WHAT TO WORK ON: Look through the data below and, wherever a line carries the word "VETE", please copy that line.

DATA:

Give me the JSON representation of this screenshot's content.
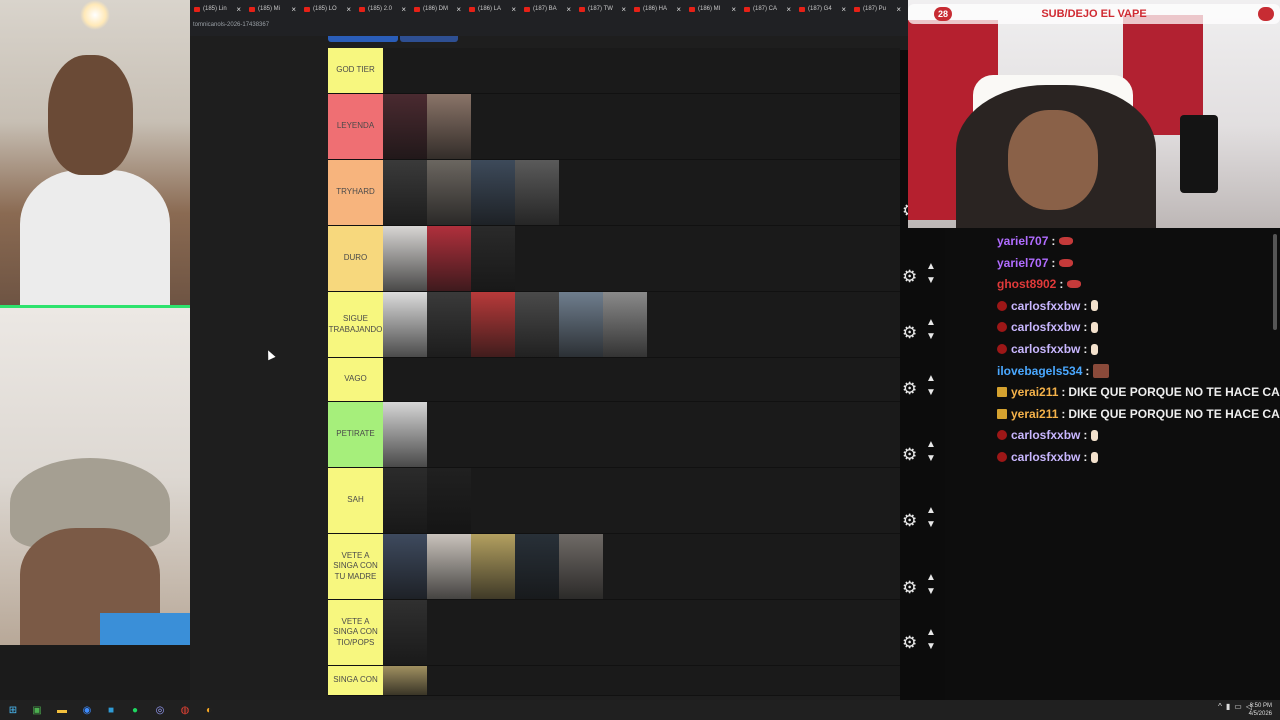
{
  "browser": {
    "url": "tomnicanols-2026-17438367",
    "tabs": [
      "(185) Lin",
      "(185) Mi",
      "(185) LO",
      "(185) 2.0",
      "(186) DM",
      "(186) LA",
      "(187) BA",
      "(187) TW",
      "(186) HA",
      "(186) MI",
      "(187) CA",
      "(187) G4",
      "(187) Pu"
    ]
  },
  "tiers": [
    {
      "label": "GOD TIER",
      "color": "#f7f77f",
      "items": []
    },
    {
      "label": "LEYENDA",
      "color": "#ef6f73",
      "items": [
        "#4a2a30",
        "#8a7468"
      ]
    },
    {
      "label": "TRYHARD",
      "color": "#f7b47d",
      "items": [
        "#3a3a3a",
        "#6b6660",
        "#3d4a5a",
        "#5a5a5a"
      ]
    },
    {
      "label": "DURO",
      "color": "#f7d87d",
      "items": [
        "#d8d6d4",
        "#b0303c",
        "#2a2a2a"
      ]
    },
    {
      "label": "SIGUE TRABAJANDO",
      "color": "#f7f77f",
      "items": [
        "#dcdcdc",
        "#3a3a3a",
        "#b83a3a",
        "#4a4a4a",
        "#6f7e8e",
        "#8a8a8a"
      ]
    },
    {
      "label": "VAGO",
      "color": "#f7f77f",
      "items": []
    },
    {
      "label": "PETIRATE",
      "color": "#a6ef7b",
      "items": [
        "#d6d6d6"
      ]
    },
    {
      "label": "SAH",
      "color": "#f7f77f",
      "items": [
        "#2b2b2b",
        "#202020"
      ]
    },
    {
      "label": "VETE A SINGA CON TU MADRE",
      "color": "#f7f77f",
      "items": [
        "#3e4a5e",
        "#c9c3bc",
        "#b3a060",
        "#283038",
        "#6f6a66"
      ]
    },
    {
      "label": "VETE A SINGA CON TIO/POPS",
      "color": "#f7f77f",
      "items": [
        "#303030"
      ]
    },
    {
      "label": "SINGA CON",
      "color": "#f7f77f",
      "items": [
        "#a09060"
      ]
    }
  ],
  "stream": {
    "banner_count": "28",
    "banner_text": "SUB/DEJO EL VAPE"
  },
  "chat": [
    {
      "user": "yariel707",
      "color": "#b06cff",
      "badge": "",
      "message": "",
      "emote": "lips"
    },
    {
      "user": "yariel707",
      "color": "#b06cff",
      "badge": "",
      "message": "",
      "emote": "lips"
    },
    {
      "user": "ghost8902",
      "color": "#e03a3a",
      "badge": "",
      "message": "",
      "emote": "lips"
    },
    {
      "user": "carlosfxxbw",
      "color": "#c9b7ff",
      "badge": "red",
      "message": "",
      "emote": "hand"
    },
    {
      "user": "carlosfxxbw",
      "color": "#c9b7ff",
      "badge": "red",
      "message": "",
      "emote": "hand"
    },
    {
      "user": "carlosfxxbw",
      "color": "#c9b7ff",
      "badge": "red",
      "message": "",
      "emote": "hand"
    },
    {
      "user": "ilovebagels534",
      "color": "#4aa8ff",
      "badge": "",
      "message": "",
      "emote": "bagel"
    },
    {
      "user": "yerai211",
      "color": "#f5b24a",
      "badge": "gold",
      "message": "DIKE QUE PORQUE NO TE HACE CASO T",
      "emote": ""
    },
    {
      "user": "yerai211",
      "color": "#f5b24a",
      "badge": "gold",
      "message": "DIKE QUE PORQUE NO TE HACE CASO T",
      "emote": ""
    },
    {
      "user": "carlosfxxbw",
      "color": "#c9b7ff",
      "badge": "red",
      "message": "",
      "emote": "hand"
    },
    {
      "user": "carlosfxxbw",
      "color": "#c9b7ff",
      "badge": "red",
      "message": "",
      "emote": "hand"
    }
  ],
  "taskbar": {
    "time": "8:50 PM",
    "date": "4/5/2026"
  }
}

ANSWER BOX:
      "label": "VETE A SINGA CON TU MADRE",
      "label": "VETE A SINGA CON TIO/POPS",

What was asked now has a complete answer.